== Data for processing ==

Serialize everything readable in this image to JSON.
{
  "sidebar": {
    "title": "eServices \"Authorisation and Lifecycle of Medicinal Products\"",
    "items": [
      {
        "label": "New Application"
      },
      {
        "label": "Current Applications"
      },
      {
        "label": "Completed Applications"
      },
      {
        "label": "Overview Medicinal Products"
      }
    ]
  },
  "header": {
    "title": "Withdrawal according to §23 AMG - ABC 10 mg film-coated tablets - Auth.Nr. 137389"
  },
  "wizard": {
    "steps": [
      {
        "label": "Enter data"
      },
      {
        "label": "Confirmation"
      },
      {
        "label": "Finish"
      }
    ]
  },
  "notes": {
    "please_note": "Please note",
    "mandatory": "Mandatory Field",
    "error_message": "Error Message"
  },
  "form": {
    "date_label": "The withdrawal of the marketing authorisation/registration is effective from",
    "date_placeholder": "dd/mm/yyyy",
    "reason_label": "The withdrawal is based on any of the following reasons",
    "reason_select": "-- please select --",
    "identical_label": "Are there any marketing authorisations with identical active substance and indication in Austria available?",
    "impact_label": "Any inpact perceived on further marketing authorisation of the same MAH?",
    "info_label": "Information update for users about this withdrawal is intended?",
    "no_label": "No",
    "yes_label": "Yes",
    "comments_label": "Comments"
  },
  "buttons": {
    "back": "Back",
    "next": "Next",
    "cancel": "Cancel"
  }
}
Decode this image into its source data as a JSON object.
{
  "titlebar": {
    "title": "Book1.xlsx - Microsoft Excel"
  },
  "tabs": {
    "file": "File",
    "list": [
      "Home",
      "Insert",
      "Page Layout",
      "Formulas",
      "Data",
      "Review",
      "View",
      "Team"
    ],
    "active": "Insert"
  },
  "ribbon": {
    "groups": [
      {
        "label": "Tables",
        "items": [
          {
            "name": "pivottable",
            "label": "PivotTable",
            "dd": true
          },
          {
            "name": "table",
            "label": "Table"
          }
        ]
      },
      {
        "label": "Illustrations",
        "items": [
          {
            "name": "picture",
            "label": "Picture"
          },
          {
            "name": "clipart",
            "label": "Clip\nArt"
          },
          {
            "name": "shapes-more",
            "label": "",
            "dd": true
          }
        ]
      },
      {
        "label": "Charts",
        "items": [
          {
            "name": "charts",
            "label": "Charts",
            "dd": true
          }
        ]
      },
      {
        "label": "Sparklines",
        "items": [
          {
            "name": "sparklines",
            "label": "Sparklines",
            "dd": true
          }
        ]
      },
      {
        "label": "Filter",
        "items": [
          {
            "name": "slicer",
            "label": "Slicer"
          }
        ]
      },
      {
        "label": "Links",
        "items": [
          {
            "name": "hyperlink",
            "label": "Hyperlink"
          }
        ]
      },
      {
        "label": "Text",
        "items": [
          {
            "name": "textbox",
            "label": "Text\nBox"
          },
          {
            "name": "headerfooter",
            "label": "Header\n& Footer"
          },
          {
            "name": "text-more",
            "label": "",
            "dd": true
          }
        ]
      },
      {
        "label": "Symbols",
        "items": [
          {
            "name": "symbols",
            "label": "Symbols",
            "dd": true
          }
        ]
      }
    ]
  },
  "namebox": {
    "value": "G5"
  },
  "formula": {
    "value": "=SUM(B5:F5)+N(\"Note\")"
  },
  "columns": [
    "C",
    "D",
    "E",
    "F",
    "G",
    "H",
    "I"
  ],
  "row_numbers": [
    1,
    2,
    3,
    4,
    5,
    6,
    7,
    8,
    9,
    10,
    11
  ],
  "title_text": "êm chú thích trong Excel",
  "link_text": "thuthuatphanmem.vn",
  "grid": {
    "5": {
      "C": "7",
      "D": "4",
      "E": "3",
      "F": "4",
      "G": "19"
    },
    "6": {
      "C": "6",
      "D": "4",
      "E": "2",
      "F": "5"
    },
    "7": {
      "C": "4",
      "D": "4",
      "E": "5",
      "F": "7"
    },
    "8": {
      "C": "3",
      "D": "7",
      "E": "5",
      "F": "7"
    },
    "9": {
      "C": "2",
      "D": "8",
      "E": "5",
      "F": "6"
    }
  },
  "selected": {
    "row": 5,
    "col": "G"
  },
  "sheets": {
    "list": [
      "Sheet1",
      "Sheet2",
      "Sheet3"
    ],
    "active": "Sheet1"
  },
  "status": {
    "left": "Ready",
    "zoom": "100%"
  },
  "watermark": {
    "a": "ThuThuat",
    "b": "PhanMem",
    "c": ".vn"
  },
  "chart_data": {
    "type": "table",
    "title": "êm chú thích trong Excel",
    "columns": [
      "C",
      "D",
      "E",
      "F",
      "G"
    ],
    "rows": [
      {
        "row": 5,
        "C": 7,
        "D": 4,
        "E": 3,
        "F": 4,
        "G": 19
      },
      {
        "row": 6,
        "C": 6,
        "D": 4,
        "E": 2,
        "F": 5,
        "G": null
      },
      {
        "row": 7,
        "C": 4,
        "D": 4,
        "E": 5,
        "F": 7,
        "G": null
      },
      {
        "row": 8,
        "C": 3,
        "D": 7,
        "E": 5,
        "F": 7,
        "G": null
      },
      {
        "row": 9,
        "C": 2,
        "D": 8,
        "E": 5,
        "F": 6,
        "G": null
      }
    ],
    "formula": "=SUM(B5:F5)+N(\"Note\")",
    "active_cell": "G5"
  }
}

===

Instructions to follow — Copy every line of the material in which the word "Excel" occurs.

Task result —
    "title": "Book1.xlsx - Microsoft Excel"
  "title_text": "êm chú thích trong Excel",
    "title": "êm chú thích trong Excel",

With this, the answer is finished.